When I reviewed the author’s earlier books, I mentioned her exceptional ability to recreate the writing style of the time: it never makes the reading difficult or inaccessible, but gives her characters a distinctive and authentic “voice”, despite the fact that the book is written in the third person. Add to that the obvious depth of her research, her love for her subject, and the way the book appeals to the full range of your senses – well, it’s really quite a heady and intoxicating mix.
But it’s also quite a story, and incredibly well told. Tabitha might be an unlikely heroine, returning home from her life of debauchery in London, to find her mother dead, apparently drowned. You might not take to her at that first encounter – I know I didn’t – but by the book’s end I’d entirely taken her to my heart. While dealing with her bereavement and concealing her family secrets, she takes on her mother’s role as “searcher” (I found this simply fascinating…), laying out the dead and recording the cause in the Book of Mortalities. And she then begins to investigate her mother’s death – with the support of the besotted Nat Starling, another quite wonderful character – and it takes them into a world of threat and danger every bit as terrifying and gripping as that of a modern psychological thriller.
While you’ll grow to love both flawed characters at the book’s centre, there’s also a large cast of supporting characters for you to get your teeth into – every one perfectly drawn, every one three dimensional, the villains and the good, and those whose true character might lie somewhere between the two. There’s tension and mystery, darkness, a wider superstitious and celestial dimension, a romance, some lovely touches of humour – and it all moves at a perfect pace, making you read another chapter, then maybe just one more, until you decide to read to the end because you can’t bear to put it down.
I was totally enchanted by this book – a compulsive read that I think so many readers would enjoy, regardless of any preconceptions about historical fiction. Highly recommended to all – and a definite contender for my books of the year list.
About the author
Martine Bailey’s historical crime debut, An Appetite for Violets, takes sharp-witted cook Biddy Leigh on a murderous trip to Italy. Its mix of crime, gastronomy and social history was described by Fay Weldon as a new genre, ‘culinary gothic’. An Appetite for Violets was picked by the American Library Association’s Booklist as one of the top ten crime fiction debuts of the year.
The Penny Heart is a gripping novel of suspense that draws on age-old themes of cooking, trickery and revenge. When timid new wife Grace Moore hires a new cook, she finds she is tied to a world she didn’t know existed…a world of deceit, double-crossing, and murder.
The stars, riddles and murder align in The Almanack, a historical mystery featuring 50 authentic riddles. 1752, Midsummer. Following a desperate summons from her mother, Tabitha Hart departs London for her home village of Netherlea – only to discover that her mother has allegedly drowned. Determined to discover the truth, Tabitha consults her mother’s almanack and uncovers a series of cryptic notes describing her terror of someone she names only as ‘D’.

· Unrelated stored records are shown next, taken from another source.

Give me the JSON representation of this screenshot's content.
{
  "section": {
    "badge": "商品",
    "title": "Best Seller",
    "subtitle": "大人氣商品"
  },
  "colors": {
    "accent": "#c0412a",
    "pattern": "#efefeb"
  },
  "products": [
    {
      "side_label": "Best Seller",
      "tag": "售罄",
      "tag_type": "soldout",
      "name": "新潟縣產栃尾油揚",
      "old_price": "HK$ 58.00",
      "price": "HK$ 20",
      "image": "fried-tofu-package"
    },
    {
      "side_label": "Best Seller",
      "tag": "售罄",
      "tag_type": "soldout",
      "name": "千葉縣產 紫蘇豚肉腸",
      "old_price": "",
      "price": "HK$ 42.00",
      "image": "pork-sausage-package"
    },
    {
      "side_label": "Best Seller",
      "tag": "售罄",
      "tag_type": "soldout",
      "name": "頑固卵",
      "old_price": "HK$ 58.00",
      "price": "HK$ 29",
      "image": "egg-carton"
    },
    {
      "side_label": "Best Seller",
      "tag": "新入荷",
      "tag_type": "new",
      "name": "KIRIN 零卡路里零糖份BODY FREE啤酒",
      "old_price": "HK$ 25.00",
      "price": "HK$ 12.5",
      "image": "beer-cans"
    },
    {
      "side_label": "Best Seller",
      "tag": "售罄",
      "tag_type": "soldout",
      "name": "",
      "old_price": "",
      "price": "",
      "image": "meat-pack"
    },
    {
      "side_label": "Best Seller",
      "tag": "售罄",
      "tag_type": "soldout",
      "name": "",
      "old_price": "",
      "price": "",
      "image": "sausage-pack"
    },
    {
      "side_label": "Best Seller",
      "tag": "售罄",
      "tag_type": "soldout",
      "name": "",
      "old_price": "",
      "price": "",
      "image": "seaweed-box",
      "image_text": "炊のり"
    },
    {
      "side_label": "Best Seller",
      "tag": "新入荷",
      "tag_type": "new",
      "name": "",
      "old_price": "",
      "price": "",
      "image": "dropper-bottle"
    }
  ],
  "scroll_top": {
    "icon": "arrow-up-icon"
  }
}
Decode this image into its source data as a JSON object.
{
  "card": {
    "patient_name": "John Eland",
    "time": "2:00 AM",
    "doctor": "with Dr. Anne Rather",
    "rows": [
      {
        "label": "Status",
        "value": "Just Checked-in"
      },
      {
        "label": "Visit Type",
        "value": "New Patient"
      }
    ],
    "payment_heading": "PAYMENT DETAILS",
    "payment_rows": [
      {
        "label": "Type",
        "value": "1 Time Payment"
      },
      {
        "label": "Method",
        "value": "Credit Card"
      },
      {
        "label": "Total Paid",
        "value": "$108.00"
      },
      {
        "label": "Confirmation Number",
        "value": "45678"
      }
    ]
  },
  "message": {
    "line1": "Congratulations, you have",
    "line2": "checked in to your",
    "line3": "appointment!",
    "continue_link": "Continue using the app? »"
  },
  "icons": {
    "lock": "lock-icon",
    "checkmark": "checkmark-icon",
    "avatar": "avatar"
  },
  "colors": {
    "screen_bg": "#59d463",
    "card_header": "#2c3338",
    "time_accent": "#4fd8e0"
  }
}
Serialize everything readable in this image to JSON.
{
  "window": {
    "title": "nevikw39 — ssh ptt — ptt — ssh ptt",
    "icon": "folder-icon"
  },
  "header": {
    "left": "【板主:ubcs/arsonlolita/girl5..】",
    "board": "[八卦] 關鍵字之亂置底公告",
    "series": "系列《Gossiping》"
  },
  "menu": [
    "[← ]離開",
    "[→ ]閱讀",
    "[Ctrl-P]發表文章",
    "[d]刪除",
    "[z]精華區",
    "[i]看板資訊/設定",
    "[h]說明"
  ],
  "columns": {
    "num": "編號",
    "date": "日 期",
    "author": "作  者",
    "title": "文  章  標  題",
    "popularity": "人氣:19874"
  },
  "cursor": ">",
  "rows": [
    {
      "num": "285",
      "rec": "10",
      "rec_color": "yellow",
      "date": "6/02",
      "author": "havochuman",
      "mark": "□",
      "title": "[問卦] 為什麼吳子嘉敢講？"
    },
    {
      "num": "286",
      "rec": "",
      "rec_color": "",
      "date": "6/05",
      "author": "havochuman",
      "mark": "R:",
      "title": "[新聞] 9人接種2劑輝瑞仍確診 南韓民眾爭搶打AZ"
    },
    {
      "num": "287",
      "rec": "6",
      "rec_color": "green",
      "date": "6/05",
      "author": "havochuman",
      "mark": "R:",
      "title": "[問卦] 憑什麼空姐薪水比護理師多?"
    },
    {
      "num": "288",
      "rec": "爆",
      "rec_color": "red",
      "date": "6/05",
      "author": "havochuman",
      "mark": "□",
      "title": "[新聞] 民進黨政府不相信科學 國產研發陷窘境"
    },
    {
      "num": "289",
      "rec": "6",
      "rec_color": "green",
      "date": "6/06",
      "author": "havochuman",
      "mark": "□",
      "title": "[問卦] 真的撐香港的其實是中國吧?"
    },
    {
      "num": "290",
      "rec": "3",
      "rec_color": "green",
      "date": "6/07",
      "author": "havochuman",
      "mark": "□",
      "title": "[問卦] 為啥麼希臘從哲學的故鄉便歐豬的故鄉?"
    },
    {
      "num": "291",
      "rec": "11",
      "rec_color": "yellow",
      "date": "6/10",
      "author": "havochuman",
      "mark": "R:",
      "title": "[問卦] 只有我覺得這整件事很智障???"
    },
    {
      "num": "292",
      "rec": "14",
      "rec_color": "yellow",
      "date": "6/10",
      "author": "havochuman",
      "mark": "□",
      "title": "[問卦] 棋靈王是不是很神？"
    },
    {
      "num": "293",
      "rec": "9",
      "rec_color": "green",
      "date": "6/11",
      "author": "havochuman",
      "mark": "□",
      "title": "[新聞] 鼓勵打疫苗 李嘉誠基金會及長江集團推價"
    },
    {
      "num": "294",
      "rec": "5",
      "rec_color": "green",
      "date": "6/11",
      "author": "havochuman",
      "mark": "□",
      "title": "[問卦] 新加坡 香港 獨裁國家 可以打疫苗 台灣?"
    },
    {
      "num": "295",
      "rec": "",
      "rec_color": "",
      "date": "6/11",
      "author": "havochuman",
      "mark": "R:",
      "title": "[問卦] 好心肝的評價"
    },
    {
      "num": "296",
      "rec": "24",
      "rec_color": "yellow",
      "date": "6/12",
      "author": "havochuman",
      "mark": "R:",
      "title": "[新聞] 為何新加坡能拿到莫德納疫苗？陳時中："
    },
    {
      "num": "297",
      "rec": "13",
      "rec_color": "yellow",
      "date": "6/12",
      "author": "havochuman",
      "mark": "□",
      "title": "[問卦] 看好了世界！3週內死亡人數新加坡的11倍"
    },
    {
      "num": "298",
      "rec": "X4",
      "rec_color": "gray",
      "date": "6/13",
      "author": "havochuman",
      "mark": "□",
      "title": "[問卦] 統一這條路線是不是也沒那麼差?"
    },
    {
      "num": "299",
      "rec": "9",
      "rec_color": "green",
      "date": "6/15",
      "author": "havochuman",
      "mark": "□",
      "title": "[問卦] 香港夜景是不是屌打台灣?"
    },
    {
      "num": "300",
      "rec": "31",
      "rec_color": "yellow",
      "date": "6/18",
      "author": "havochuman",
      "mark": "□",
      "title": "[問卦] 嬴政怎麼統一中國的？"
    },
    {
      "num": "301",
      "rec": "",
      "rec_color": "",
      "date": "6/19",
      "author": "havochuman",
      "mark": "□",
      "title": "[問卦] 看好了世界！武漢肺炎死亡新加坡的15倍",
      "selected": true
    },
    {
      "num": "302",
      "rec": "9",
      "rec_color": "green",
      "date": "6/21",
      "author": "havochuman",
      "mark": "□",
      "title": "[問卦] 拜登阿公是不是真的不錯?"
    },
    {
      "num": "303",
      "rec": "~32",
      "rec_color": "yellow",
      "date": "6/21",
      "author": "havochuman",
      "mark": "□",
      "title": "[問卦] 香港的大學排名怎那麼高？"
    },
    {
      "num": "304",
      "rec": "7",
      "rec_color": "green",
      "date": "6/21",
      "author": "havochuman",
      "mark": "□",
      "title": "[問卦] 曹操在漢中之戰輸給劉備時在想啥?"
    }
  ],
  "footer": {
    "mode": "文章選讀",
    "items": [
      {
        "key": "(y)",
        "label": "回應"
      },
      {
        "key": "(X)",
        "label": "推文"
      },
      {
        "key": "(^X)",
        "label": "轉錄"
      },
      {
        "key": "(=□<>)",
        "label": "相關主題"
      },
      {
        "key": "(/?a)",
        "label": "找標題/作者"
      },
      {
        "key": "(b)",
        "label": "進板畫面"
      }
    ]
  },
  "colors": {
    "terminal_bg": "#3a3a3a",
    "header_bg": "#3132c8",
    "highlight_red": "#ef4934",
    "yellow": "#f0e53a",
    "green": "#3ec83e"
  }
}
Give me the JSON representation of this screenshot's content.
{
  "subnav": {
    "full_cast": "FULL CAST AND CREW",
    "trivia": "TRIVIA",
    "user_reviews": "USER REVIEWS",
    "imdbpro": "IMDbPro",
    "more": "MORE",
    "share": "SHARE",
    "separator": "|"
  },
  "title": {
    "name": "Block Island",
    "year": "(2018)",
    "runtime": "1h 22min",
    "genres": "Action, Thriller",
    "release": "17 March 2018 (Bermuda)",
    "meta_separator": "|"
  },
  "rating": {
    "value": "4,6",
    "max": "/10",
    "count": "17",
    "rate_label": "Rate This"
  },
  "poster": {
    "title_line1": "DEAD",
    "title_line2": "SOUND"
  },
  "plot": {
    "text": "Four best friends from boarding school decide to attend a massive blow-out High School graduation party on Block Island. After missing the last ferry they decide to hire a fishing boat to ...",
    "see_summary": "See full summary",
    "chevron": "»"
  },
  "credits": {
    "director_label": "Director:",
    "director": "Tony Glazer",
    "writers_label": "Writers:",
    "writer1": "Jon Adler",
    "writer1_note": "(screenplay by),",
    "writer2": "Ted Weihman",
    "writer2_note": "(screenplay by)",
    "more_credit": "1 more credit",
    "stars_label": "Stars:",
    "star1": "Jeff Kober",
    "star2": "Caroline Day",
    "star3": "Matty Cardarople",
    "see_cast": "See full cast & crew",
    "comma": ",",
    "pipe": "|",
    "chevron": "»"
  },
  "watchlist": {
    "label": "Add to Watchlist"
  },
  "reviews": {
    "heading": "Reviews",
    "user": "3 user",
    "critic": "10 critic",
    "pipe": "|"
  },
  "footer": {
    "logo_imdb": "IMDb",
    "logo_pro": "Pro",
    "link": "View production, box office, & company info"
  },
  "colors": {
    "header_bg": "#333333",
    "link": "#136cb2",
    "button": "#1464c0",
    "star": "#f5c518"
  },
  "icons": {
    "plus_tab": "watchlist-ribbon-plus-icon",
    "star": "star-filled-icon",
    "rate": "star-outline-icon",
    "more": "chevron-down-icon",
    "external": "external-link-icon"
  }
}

In pursuit of authenticity Martine studied with TV food historian Ivan Day and experienced Georgian food and fashion at firsthand with an historic re-enactment society. As an amateur cook she won the Merchant Gourmet Recipe Challenge and was a former UK Dessert Champion, cooking at Le Meurice in Paris. Martine lives in Cheshire, England, and is married with one son.